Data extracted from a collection
++++++

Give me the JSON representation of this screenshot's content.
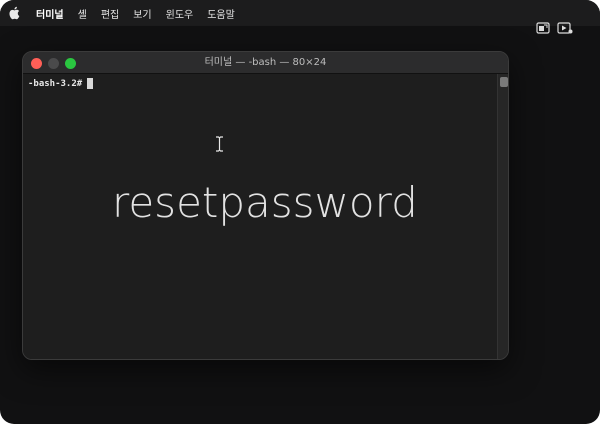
{
  "menubar": {
    "app_name": "터미널",
    "items": [
      "셸",
      "편집",
      "보기",
      "윈도우",
      "도움말"
    ],
    "icon": "apple-icon"
  },
  "controls": {
    "icons": [
      "screen-mirror-icon",
      "video-play-icon"
    ]
  },
  "terminal": {
    "title": "터미널 — -bash — 80×24",
    "prompt": "-bash-3.2#",
    "overlay_command": "resetpassword"
  },
  "colors": {
    "close": "#ff5f57",
    "minimize": "#4a4a4b",
    "maximize": "#2ac640",
    "background": "#111112",
    "terminal_bg": "#1e1e1e"
  }
}
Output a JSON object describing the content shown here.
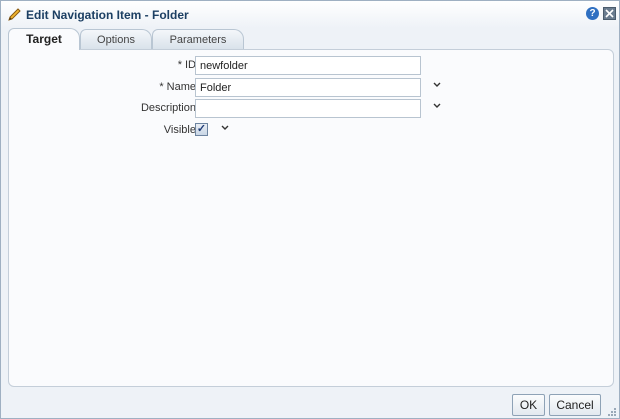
{
  "dialog": {
    "title": "Edit Navigation Item - Folder",
    "help_symbol": "?",
    "icons": {
      "title": "pencil-icon",
      "help": "help-icon",
      "close": "close-icon",
      "dropdown": "chevron-down-icon",
      "resize": "resize-grip-icon"
    }
  },
  "tabs": [
    {
      "label": "Target",
      "active": true
    },
    {
      "label": "Options",
      "active": false
    },
    {
      "label": "Parameters",
      "active": false
    }
  ],
  "form": {
    "required_marker": "*",
    "id": {
      "label": "ID",
      "value": "newfolder"
    },
    "name": {
      "label": "Name",
      "value": "Folder"
    },
    "description": {
      "label": "Description",
      "value": ""
    },
    "visible": {
      "label": "Visible",
      "checked": true,
      "check_symbol": "✓"
    }
  },
  "buttons": {
    "ok": "OK",
    "cancel": "Cancel"
  },
  "colors": {
    "title": "#1c3f63",
    "background": "#eef2f7",
    "panel": "#fafbfd"
  }
}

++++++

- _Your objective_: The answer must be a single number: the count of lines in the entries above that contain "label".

- _Your response_: 7